##### Provided material

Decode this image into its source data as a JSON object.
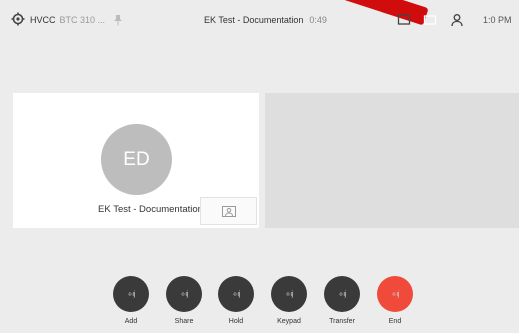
{
  "topbar": {
    "account": "HVCC",
    "account_sub": "BTC 310 ...",
    "call_title": "EK Test - Documentation",
    "call_timer": "0:49",
    "time": "1:0 PM"
  },
  "participants": [
    {
      "initials": "ED",
      "name": "EK Test - Documentation"
    }
  ],
  "controls": [
    {
      "glyph": "·ı·ıj",
      "label": "Add"
    },
    {
      "glyph": "·ı·ıj",
      "label": "Share"
    },
    {
      "glyph": "·ı·ıj",
      "label": "Hold"
    },
    {
      "glyph": "·ı·ıj",
      "label": "Keypad"
    },
    {
      "glyph": "·ı·ıj",
      "label": "Transfer"
    },
    {
      "glyph": "·ı·ıj",
      "label": "End"
    }
  ],
  "colors": {
    "background": "#ececec",
    "control_button": "#3a3a3a",
    "end_button": "#f04b3a",
    "avatar": "#bdbdbd",
    "record_indicator": "#d00000"
  },
  "icons": {
    "settings": "gear-icon",
    "pin": "pin-icon",
    "chat": "chat-icon",
    "record": "record-icon",
    "participants": "person-icon",
    "camera_off": "camera-off-icon"
  }
}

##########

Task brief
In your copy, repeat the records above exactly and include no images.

Exercise result
Decode this image into its source data as a JSON object.
{
  "topbar": {
    "account": "HVCC",
    "account_sub": "BTC 310 ...",
    "call_title": "EK Test - Documentation",
    "call_timer": "0:49",
    "time": "1:0 PM"
  },
  "participants": [
    {
      "initials": "ED",
      "name": "EK Test - Documentation"
    }
  ],
  "controls": [
    {
      "glyph": "·ı·ıj",
      "label": "Add"
    },
    {
      "glyph": "·ı·ıj",
      "label": "Share"
    },
    {
      "glyph": "·ı·ıj",
      "label": "Hold"
    },
    {
      "glyph": "·ı·ıj",
      "label": "Keypad"
    },
    {
      "glyph": "·ı·ıj",
      "label": "Transfer"
    },
    {
      "glyph": "·ı·ıj",
      "label": "End"
    }
  ],
  "colors": {
    "background": "#ececec",
    "control_button": "#3a3a3a",
    "end_button": "#f04b3a",
    "avatar": "#bdbdbd",
    "record_indicator": "#d00000"
  },
  "icons": {
    "settings": "gear-icon",
    "pin": "pin-icon",
    "chat": "chat-icon",
    "record": "record-icon",
    "participants": "person-icon",
    "camera_off": "camera-off-icon"
  }
}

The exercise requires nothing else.